This strangely-named theorem has a rarefied theoretical background, arising from a perfectly round ball covered with perfectly fine hair. Despite that, it has real-world applications, including the ability to build gold nanowires â€” and finding the one spot on earth where there is no wind.

Top image: BryceGuy72 on Deviant Art.

The Hairy Ball Theorem springs from an early 20th century mathematician's thoughts about vector fields applied to ideal shapes. I know, it sounds fascinating. But Luitzen Brouwer took that ridiculously abstract idea and gave it an easily understood form - especially since Koosh balls were invented.
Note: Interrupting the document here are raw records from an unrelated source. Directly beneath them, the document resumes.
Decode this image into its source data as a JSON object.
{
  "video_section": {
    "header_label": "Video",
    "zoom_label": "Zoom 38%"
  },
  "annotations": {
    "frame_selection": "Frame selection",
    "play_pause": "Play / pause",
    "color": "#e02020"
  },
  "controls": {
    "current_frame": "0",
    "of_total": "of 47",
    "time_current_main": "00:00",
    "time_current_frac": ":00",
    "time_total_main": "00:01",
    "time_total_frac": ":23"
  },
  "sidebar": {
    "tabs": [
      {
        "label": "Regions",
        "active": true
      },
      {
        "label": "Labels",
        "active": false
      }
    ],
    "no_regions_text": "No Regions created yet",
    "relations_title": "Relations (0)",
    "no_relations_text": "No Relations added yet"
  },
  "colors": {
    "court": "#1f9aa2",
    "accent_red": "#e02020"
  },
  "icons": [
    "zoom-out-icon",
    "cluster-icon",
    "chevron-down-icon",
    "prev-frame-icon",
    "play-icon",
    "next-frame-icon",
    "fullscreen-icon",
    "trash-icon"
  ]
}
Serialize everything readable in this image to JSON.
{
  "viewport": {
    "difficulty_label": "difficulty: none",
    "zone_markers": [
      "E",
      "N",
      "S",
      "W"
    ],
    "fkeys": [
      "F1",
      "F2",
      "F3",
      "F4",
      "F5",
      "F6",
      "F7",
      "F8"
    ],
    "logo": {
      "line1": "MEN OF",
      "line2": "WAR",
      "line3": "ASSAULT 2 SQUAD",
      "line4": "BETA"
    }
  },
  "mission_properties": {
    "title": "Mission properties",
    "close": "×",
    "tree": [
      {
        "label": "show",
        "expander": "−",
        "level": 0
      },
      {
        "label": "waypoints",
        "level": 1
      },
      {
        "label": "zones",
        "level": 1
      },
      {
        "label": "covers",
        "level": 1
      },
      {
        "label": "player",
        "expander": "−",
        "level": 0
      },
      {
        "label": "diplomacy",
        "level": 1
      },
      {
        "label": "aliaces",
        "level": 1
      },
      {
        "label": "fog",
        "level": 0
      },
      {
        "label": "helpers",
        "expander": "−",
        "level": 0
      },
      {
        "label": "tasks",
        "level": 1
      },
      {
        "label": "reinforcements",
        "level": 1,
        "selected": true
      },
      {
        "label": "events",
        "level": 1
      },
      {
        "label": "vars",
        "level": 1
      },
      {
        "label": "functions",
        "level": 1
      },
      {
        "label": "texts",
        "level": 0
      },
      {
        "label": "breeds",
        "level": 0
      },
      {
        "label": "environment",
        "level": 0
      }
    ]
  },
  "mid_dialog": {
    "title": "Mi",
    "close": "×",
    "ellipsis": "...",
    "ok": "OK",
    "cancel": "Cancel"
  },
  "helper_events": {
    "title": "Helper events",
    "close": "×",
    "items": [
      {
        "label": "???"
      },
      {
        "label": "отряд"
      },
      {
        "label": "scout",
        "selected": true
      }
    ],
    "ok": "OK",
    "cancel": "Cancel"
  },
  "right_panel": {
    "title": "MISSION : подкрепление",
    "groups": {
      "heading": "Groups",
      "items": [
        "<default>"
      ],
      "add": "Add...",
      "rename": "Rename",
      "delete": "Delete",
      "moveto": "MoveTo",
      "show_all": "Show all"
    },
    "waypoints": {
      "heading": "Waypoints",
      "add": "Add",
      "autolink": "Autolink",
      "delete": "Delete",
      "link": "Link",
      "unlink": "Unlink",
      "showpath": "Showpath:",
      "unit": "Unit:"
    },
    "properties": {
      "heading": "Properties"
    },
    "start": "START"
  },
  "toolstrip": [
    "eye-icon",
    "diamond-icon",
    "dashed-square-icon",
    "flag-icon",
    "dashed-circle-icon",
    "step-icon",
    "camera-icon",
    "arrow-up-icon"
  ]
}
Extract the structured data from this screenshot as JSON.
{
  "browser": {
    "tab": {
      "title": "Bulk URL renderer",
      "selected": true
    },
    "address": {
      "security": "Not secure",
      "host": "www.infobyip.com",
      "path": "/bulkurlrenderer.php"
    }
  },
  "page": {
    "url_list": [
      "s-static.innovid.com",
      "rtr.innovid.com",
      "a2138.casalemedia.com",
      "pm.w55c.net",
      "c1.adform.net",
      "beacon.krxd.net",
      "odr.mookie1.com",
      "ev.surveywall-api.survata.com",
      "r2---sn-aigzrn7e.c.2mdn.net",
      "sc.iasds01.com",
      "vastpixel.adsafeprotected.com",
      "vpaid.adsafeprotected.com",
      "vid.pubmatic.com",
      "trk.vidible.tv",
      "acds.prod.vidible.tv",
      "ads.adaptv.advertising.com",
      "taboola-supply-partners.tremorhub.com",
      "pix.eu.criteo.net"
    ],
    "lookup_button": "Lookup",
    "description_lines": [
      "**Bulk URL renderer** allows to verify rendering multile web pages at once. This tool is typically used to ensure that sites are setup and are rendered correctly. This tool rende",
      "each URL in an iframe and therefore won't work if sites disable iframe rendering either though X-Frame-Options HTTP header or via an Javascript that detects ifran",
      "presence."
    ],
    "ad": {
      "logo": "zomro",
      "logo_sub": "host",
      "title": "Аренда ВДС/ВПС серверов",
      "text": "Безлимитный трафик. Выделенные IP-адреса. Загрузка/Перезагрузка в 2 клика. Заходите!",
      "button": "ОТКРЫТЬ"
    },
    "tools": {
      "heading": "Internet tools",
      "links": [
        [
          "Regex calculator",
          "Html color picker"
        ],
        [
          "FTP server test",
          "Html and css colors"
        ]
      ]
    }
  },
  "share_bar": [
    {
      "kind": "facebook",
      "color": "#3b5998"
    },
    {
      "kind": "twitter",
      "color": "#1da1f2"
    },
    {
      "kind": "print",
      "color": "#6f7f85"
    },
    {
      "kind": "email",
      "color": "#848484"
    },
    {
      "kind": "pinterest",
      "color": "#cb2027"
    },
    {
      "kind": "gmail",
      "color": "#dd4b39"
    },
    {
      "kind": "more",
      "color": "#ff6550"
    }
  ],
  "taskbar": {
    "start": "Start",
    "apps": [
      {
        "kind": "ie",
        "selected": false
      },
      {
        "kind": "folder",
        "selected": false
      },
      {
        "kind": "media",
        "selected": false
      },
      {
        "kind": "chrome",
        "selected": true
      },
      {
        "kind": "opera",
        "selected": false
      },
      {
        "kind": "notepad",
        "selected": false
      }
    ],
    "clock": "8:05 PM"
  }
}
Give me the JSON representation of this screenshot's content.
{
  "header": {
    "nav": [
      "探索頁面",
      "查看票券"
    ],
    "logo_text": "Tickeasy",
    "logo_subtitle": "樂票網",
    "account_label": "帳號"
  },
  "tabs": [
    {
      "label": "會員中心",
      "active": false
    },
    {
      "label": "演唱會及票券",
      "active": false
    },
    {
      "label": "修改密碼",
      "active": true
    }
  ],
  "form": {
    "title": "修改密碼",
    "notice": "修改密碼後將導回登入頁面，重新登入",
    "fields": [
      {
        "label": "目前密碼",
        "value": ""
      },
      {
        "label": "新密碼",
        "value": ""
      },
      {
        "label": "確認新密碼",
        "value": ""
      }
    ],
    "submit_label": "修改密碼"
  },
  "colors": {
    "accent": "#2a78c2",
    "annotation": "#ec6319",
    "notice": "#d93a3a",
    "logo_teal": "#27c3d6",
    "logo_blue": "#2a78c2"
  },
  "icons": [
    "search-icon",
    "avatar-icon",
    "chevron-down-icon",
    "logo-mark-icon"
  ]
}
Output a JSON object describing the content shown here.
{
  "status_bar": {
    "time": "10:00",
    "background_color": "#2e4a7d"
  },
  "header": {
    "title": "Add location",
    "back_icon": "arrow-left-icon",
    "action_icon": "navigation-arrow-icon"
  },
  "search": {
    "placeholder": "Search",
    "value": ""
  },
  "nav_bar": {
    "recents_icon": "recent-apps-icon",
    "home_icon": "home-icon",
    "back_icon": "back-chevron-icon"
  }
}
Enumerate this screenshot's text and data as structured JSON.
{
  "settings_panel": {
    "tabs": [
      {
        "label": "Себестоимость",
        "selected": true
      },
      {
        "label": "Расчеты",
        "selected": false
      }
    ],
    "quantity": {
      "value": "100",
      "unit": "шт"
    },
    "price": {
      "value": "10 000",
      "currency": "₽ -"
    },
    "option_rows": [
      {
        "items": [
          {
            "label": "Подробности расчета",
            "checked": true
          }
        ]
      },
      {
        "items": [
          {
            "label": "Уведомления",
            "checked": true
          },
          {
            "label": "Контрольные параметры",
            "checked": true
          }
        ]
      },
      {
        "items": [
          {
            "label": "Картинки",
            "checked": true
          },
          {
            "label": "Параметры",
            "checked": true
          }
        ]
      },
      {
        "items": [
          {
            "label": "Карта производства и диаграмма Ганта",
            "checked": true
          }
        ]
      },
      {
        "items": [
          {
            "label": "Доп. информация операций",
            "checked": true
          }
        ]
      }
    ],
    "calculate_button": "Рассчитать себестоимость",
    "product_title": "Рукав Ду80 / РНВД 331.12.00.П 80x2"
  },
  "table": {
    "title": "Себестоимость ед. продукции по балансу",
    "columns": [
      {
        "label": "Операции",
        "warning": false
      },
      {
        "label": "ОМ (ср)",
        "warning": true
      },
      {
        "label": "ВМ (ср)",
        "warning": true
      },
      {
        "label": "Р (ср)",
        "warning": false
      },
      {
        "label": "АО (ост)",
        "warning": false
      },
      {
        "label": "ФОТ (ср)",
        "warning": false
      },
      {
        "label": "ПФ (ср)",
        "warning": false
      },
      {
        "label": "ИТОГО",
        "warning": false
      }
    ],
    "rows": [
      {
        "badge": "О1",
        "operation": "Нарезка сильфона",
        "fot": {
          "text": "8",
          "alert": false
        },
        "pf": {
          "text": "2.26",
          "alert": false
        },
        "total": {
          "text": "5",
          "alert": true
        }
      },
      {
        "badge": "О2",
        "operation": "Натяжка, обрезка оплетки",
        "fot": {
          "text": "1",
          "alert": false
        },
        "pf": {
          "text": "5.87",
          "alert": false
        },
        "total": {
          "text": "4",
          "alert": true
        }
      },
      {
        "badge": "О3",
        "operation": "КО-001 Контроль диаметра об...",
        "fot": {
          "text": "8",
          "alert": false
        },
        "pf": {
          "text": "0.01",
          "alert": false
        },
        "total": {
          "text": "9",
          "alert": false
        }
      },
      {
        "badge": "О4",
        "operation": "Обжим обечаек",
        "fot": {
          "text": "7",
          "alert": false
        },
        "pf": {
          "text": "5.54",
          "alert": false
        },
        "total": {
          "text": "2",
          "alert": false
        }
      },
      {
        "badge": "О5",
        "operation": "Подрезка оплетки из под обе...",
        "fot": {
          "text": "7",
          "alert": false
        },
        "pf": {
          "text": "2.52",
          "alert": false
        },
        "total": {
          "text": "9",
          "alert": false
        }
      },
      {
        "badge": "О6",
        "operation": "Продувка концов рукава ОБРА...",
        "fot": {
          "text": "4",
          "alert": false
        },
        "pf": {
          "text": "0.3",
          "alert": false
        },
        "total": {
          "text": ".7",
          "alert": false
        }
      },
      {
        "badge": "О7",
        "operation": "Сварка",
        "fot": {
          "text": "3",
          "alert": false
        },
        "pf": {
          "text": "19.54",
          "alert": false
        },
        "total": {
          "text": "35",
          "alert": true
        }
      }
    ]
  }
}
According to Brouwer, to understand this, people should picture a perfectly round ball covered with perfectly fine hair all over. Next, imagine taking a brush and brushing the hair on the ball in continuous strokes, trying to flatten it to the body of the ball. After the brushing, the hair is essentially a vector field. Each hair shows the motion of the brush, since each hair has been tugged in whatever direction the brush was moving as it tugged the hair into place. From the point of view of someone standing on the surface of the ball, the hairs drawn perpendicular to the surface of the ball received the most vigorous motion, while those standing up and down, just the way they were before the brush moved through, show no motion at all. They are 'zero vectors.'